From these data it was concluded that the non-urea containing treatment solution (amylase and sodium hydroxide) provided a minimal increase in grain digestibility. All the urea-containing treatment solutions provided a significant improvement. The solutions combining urea with an enzyme provided the greatest improvement, even greater than that achieved with steam flaking.

Based on the above trials, it was concluded that treatment of dry-rolled grain with urea solution would significantly improve grain digestibility and, therefore, the feed utilization efficiency of a diet containing treated grain. It was further concluded that most of the benefit of the treatment occurred during the first four hours of fermentation. Still further, it was concluded that combining a hydrolytic enzyme, such as amylase, will enhance the effect of urea.

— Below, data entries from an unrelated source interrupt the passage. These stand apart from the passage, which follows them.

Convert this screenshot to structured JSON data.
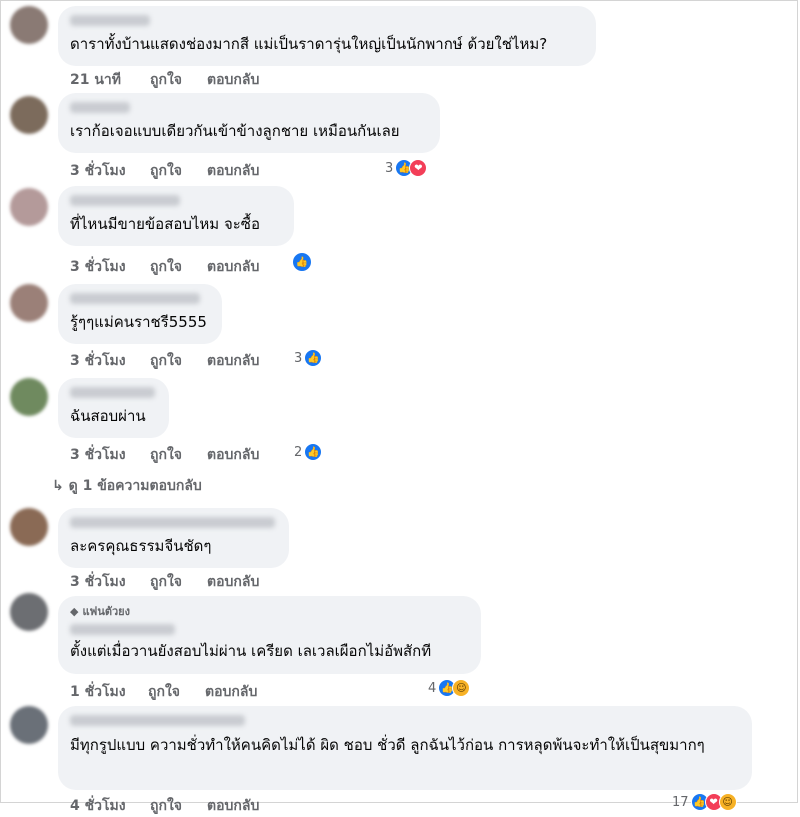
{
  "labels": {
    "like": "ถูกใจ",
    "reply": "ตอบกลับ"
  },
  "comments": [
    {
      "text": "ดาราทั้งบ้านแสดงช่องมากสี แม่เป็นราดารุ่นใหญ่เป็นนักพากษ์ ด้วยใช่ไหม?",
      "time": "21 นาที",
      "reaction_count": "",
      "reactions": []
    },
    {
      "text": "เราก้อเจอแบบเดียวกันเข้าข้างลูกชาย เหมือนกันเลย",
      "time": "3 ชั่วโมง",
      "reaction_count": "3",
      "reactions": [
        "like-icon",
        "love-icon"
      ]
    },
    {
      "text": "ที่ไหนมีขายข้อสอบไหม จะซื้อ",
      "time": "3 ชั่วโมง",
      "reaction_count": "",
      "reactions": [
        "like-icon"
      ]
    },
    {
      "text": "รู้ๆๆแม่คนราชรี5555",
      "time": "3 ชั่วโมง",
      "reaction_count": "3",
      "reactions": [
        "like-icon"
      ]
    },
    {
      "text": "ฉันสอบผ่าน",
      "time": "3 ชั่วโมง",
      "reaction_count": "2",
      "reactions": [
        "like-icon"
      ]
    },
    {
      "text": "ละครคุณธรรมจีนชัดๆ",
      "time": "3 ชั่วโมง",
      "reaction_count": "",
      "reactions": []
    },
    {
      "badge": "แฟนตัวยง",
      "text": "ตั้งแต่เมื่อวานยังสอบไม่ผ่าน เครียด เลเวลเผือกไม่อัพสักที",
      "time": "1 ชั่วโมง",
      "reaction_count": "4",
      "reactions": [
        "like-icon",
        "haha-icon"
      ]
    },
    {
      "text": "มีทุกรูปแบบ ความชั่วทำให้คนคิดไม่ได้ ผิด ชอบ ชั่วดี ลูกฉันไว้ก่อน การหลุดพ้นจะทำให้เป็นสุขมากๆ",
      "time": "4 ชั่วโมง",
      "reaction_count": "17",
      "reactions": [
        "like-icon",
        "love-icon",
        "haha-icon"
      ]
    }
  ],
  "view_replies": "ดู 1 ข้อความตอบกลับ"
}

Now it will be appreciated that the present invention provides a method for treating grain for improved digestibility and water uptake comparable to steam flaking but without the cost. The methods and compositions of this invention rely on an ingredient presently used by most cattle feeders as a protein supplement, so no additional chemicals or additives are necessary.

Changes can be made in the combination and arrangement of the various parts and steps described herein without departing from the spirit and scope of the invention as defined by the following claims.